At least up until the unification of Italy, in Rome too the principal public holidays were held according to age old traditions. They gave ceremonial status to the events of everyday family life. Christmas with its cribs highlighted birth and infancy, an engagement ring would have arrived with the "Befana", the old hag who traditionally brought gifts at the Epiphany.
On 24 June, the feast of St. John, was the date when godparenthood was confirmed (the godfather was after all also called St. John) and girls could make forecasts on their future husbands, whilst as of 2 November prayer and sacred representations in cementeries allowed for the living to make contacts in acceptable and consolatory tones with their departed. At Christmas, on 15 August (Feast of the Assumption), 8 September (the birth of Mary) and in general during Sundays in August and September it was popular devotion toward the Madonna that was to be seen at the votive shrines in the streets, at crossroads, in inns, and in shops.
In all the “Rioni” (neighbourhoods) small altars were improvised and in front of the “Madonnelle” in their votive shrines, adorned with drapes, flowers and lights – and with bay and box leaves on the pavement in front of them – litanies were sung and firework displays organised.
At Christmas the pipers’ sung prayers underlined the debt of gratitude of the devout to the Mother of God.
A sign of devotion that embraced all classes, in the Rome of the early XIX century, the votive shrines (commonly knows as Madonnelle or Altarini/Little Madonnas or Small ALtars) were for sure a means of symbolic control of the behaviour of the more restless social groups – it is not by chance that there were so many of them in the neighbourhoods of Trastevere and Monti – but also popular appropriation of significant public spaces, by means of the common denominator that was devotion to a sacred image and the protection it offered. In 1853, in a city that was still all inside the Aurelian Walls, Rufini counted as many as 2,739 votive niches, of which 1,421 dedicated to the Madonna, affixed to the walls of palaces as well as of modest buildings. The images of the Madonna considered to be especially miraculous were traditionally crowned.
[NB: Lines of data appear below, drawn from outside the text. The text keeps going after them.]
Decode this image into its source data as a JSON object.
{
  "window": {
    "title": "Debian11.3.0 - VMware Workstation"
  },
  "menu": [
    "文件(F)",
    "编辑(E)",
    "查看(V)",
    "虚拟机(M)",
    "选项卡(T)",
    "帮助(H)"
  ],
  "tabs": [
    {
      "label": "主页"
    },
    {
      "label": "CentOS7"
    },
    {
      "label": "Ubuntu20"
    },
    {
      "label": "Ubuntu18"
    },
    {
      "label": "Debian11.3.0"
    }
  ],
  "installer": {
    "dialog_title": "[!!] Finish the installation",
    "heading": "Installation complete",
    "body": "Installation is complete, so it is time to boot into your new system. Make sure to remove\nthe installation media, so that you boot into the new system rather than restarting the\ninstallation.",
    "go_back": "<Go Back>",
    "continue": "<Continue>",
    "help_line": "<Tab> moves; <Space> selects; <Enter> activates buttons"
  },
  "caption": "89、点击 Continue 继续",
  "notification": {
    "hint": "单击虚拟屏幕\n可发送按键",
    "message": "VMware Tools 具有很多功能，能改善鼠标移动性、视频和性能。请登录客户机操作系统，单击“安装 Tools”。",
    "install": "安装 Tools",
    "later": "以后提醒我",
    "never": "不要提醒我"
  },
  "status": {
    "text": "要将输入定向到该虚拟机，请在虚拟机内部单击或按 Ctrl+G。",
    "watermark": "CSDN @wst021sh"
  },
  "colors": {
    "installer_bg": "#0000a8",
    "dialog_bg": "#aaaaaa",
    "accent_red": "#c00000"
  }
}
The winter cycle of the religious calendar in XIX century Rome, over and above Christmas and the Epiphany, gave importance to the feast of St. Anthony Abbot on 17 January, one of the possible dates for the start to carnival, when Easter was early. It was in the Carnival period that pigs were killed, which popular iconography links to the Saint. Saint Abbot was the patron saint of heards and small domestic animals, the fertility of the pastures and brood females.
The religious calendar for spring, which had as its advance event the date of 19 March, the feast of St. Joseph with its delicious fritters, was centred upon Easter with the penitential rituals of Easter week and the imposing Corpus Domini procession. Of particular importance was the pilgrimage in honour of the Madonna del Divino Amore, the object of special veneration, as of the mind XVIII century, on the Monday after Pentecost. On 13 June there was the Feast of St. Anthony from Padua with a procession with strawberries and strawberries pickers, called fragolare.
The first feast in summer was that of Saint John, traditionally celebrated with a meal of snails, during which one sought out the best way of relating to… witches. This feast was followed – before the feasts dedicated to the Madonna during August and September – by the feast for the city’s patron saints, Peter and Paul. The celebrations in honour of the dead were the fulcrum to the autumn cycle. This range of religious feasts spanned the whole year, offering protection to the world of work and confirming social roles, year after year.